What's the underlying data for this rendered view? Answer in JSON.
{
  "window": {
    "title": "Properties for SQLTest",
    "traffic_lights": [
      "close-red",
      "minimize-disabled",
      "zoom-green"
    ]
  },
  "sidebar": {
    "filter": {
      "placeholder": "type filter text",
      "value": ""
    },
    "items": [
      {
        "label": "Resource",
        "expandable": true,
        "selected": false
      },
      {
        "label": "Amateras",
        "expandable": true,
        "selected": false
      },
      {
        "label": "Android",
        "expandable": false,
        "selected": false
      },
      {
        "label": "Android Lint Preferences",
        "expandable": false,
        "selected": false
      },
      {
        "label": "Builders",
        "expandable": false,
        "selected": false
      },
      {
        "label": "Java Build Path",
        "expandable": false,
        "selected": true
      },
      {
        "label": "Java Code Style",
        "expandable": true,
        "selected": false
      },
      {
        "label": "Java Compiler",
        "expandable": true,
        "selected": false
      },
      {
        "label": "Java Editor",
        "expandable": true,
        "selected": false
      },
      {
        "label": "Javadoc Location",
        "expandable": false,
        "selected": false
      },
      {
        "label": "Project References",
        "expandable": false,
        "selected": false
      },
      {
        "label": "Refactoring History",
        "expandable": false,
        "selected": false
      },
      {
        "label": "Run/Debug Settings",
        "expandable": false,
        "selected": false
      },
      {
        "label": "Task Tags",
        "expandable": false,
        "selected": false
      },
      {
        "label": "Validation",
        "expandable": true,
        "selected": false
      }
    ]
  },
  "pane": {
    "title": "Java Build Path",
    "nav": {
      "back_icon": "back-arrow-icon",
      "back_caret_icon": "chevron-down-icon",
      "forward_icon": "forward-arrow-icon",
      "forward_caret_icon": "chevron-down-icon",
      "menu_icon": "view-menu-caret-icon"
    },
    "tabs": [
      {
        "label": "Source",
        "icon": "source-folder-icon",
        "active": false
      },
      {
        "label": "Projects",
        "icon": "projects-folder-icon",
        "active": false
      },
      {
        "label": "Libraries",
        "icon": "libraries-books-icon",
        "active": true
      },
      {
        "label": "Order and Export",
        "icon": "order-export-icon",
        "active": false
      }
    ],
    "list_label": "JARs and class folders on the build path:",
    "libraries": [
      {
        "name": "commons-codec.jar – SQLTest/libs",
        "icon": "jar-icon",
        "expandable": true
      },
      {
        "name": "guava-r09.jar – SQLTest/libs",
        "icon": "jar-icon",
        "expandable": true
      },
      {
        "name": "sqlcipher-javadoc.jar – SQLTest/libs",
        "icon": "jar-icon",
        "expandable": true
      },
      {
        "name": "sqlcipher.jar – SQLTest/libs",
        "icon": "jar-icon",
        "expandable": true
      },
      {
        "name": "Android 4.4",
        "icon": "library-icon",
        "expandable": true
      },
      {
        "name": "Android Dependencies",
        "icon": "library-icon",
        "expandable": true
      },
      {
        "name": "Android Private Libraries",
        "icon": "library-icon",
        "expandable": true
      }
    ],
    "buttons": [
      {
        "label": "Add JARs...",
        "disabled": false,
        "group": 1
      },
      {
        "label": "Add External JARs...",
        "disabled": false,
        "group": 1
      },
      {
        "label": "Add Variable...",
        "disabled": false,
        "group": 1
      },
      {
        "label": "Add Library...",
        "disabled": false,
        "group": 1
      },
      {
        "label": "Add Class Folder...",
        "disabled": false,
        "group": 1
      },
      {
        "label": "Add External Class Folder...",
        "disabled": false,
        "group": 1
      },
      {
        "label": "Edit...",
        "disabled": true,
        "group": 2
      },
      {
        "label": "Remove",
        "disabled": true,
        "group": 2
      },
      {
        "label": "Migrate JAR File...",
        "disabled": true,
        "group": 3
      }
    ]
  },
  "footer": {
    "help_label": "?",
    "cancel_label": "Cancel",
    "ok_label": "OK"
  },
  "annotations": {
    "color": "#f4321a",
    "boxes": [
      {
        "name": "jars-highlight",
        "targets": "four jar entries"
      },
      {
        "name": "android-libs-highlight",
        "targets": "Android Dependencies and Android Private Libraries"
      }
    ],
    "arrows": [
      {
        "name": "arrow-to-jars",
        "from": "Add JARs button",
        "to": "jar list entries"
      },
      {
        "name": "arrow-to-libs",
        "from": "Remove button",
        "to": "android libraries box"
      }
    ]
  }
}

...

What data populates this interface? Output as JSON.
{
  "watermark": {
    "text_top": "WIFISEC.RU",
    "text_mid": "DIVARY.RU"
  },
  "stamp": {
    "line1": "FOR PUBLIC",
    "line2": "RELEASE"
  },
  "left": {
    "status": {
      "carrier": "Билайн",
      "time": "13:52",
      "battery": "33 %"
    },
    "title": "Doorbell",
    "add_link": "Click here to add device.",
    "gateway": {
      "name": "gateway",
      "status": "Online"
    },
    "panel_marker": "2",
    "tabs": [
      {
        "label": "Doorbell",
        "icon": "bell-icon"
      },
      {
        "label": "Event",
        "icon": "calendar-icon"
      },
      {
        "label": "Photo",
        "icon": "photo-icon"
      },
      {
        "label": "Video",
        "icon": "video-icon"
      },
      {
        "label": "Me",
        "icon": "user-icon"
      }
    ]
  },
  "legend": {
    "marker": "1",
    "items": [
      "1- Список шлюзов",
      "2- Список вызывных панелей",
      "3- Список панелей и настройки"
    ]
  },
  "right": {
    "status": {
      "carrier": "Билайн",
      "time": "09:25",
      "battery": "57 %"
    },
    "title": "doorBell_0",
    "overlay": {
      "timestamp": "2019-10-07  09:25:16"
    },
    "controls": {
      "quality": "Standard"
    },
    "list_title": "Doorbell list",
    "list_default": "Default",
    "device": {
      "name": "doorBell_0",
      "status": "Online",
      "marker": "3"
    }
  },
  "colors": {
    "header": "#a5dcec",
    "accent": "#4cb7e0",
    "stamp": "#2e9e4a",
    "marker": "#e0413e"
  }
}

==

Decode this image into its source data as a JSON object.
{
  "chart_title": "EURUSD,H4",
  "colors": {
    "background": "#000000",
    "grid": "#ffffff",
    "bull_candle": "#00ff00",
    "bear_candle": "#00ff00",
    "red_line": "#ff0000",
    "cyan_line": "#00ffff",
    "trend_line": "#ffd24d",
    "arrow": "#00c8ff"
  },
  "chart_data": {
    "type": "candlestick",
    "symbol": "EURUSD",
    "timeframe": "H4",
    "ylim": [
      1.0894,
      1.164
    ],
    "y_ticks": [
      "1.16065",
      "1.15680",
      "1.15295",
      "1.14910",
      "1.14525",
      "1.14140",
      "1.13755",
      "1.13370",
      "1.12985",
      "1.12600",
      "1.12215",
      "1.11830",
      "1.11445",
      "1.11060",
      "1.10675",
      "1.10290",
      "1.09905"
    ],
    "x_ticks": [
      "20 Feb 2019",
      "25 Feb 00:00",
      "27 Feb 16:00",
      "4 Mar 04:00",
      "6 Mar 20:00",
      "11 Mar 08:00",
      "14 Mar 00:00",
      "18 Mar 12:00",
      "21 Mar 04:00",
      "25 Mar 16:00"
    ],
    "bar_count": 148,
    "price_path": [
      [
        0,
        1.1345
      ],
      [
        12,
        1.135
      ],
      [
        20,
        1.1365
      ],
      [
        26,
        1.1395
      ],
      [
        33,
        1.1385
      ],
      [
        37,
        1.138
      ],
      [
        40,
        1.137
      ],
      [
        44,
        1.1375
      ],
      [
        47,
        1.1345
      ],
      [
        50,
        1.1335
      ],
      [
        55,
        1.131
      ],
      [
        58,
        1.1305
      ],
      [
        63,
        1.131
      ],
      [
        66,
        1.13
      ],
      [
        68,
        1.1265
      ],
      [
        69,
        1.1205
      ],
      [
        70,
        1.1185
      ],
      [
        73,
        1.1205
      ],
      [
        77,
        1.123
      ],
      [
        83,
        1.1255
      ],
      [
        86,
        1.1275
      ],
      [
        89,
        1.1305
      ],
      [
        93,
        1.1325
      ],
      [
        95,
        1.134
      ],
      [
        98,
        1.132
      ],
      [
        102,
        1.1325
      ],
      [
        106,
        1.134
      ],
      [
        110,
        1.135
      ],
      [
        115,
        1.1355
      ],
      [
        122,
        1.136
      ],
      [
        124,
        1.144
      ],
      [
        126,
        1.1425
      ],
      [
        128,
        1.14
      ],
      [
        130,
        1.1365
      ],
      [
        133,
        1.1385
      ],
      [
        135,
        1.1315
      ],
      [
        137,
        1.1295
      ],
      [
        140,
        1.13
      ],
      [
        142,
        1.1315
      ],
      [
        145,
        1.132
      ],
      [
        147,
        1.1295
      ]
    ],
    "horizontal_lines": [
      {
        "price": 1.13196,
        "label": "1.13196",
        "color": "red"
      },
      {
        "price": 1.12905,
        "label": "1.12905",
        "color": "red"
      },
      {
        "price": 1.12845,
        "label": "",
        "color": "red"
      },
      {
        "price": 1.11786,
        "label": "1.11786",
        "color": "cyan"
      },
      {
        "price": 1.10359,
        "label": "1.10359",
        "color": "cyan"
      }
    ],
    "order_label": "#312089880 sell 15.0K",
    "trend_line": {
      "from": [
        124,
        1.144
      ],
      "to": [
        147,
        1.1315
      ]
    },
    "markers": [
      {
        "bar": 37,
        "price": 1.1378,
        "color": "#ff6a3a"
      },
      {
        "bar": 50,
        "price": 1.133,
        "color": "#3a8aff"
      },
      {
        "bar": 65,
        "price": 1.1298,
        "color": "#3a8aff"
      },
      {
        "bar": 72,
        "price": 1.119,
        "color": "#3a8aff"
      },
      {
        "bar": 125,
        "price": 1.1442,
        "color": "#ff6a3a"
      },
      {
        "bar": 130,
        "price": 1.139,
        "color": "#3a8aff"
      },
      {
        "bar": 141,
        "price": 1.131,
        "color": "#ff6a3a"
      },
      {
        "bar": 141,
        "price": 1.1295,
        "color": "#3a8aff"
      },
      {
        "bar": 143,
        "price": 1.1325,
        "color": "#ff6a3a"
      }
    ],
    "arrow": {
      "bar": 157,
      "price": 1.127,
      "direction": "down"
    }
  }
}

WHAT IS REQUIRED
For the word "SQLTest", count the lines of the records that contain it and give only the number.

FINAL ANSWER
5